Below are the records. How many of their lines contain "caption"? Give only the number.

━━ EXERCISE DATA ━━

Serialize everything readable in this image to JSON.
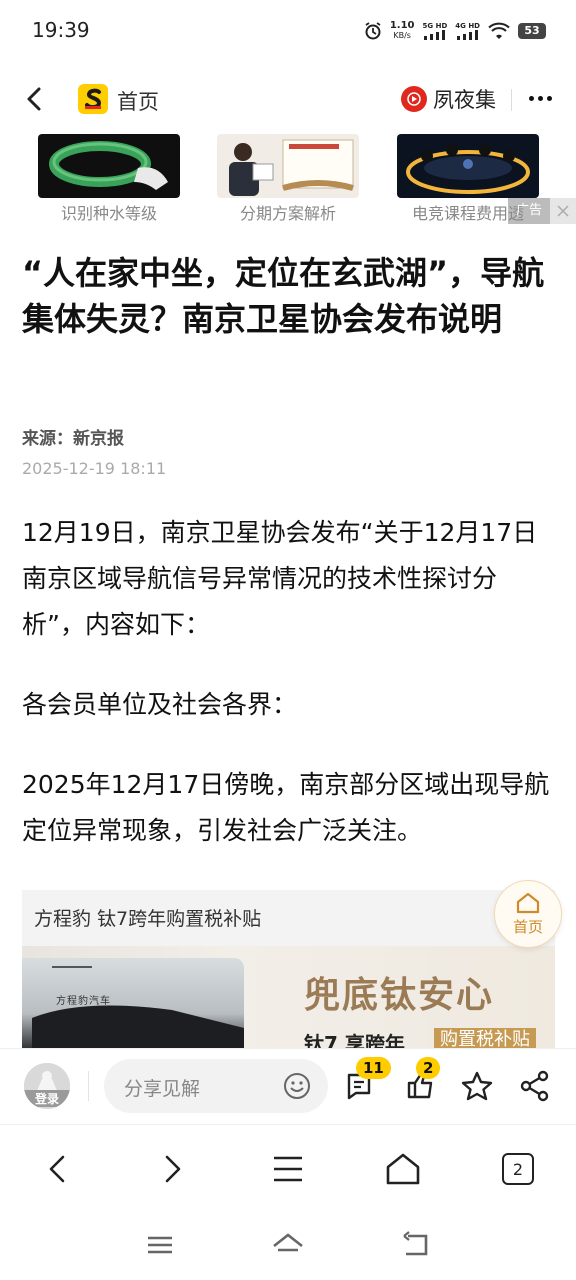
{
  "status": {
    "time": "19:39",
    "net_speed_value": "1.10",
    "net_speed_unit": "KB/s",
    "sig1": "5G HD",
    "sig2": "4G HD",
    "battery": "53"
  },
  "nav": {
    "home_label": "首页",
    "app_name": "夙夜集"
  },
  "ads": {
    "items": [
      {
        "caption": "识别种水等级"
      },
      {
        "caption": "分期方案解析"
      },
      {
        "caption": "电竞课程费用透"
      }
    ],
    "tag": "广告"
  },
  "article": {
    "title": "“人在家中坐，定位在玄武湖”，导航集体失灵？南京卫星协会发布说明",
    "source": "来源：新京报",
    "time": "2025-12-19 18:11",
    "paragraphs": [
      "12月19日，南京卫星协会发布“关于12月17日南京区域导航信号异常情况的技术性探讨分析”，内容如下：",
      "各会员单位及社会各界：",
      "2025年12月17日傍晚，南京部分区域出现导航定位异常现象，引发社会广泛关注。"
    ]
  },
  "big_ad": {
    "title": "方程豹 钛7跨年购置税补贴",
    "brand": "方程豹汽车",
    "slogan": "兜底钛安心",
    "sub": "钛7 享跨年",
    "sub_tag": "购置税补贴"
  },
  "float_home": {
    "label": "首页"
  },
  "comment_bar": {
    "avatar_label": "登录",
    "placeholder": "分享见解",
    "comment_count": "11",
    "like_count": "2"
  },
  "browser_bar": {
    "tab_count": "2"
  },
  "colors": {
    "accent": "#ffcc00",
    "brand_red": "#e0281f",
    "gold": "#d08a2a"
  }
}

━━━
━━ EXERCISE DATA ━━

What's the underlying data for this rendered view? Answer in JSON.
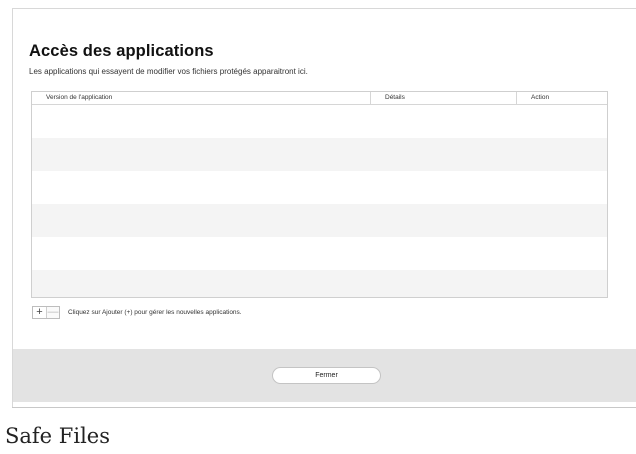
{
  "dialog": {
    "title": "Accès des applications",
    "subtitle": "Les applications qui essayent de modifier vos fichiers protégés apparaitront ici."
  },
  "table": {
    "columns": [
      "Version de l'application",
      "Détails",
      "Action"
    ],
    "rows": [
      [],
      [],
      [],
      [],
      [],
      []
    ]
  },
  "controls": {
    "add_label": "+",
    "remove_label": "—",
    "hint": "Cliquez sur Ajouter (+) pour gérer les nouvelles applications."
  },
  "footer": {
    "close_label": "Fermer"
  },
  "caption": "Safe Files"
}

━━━

YOUR RESPONSE
4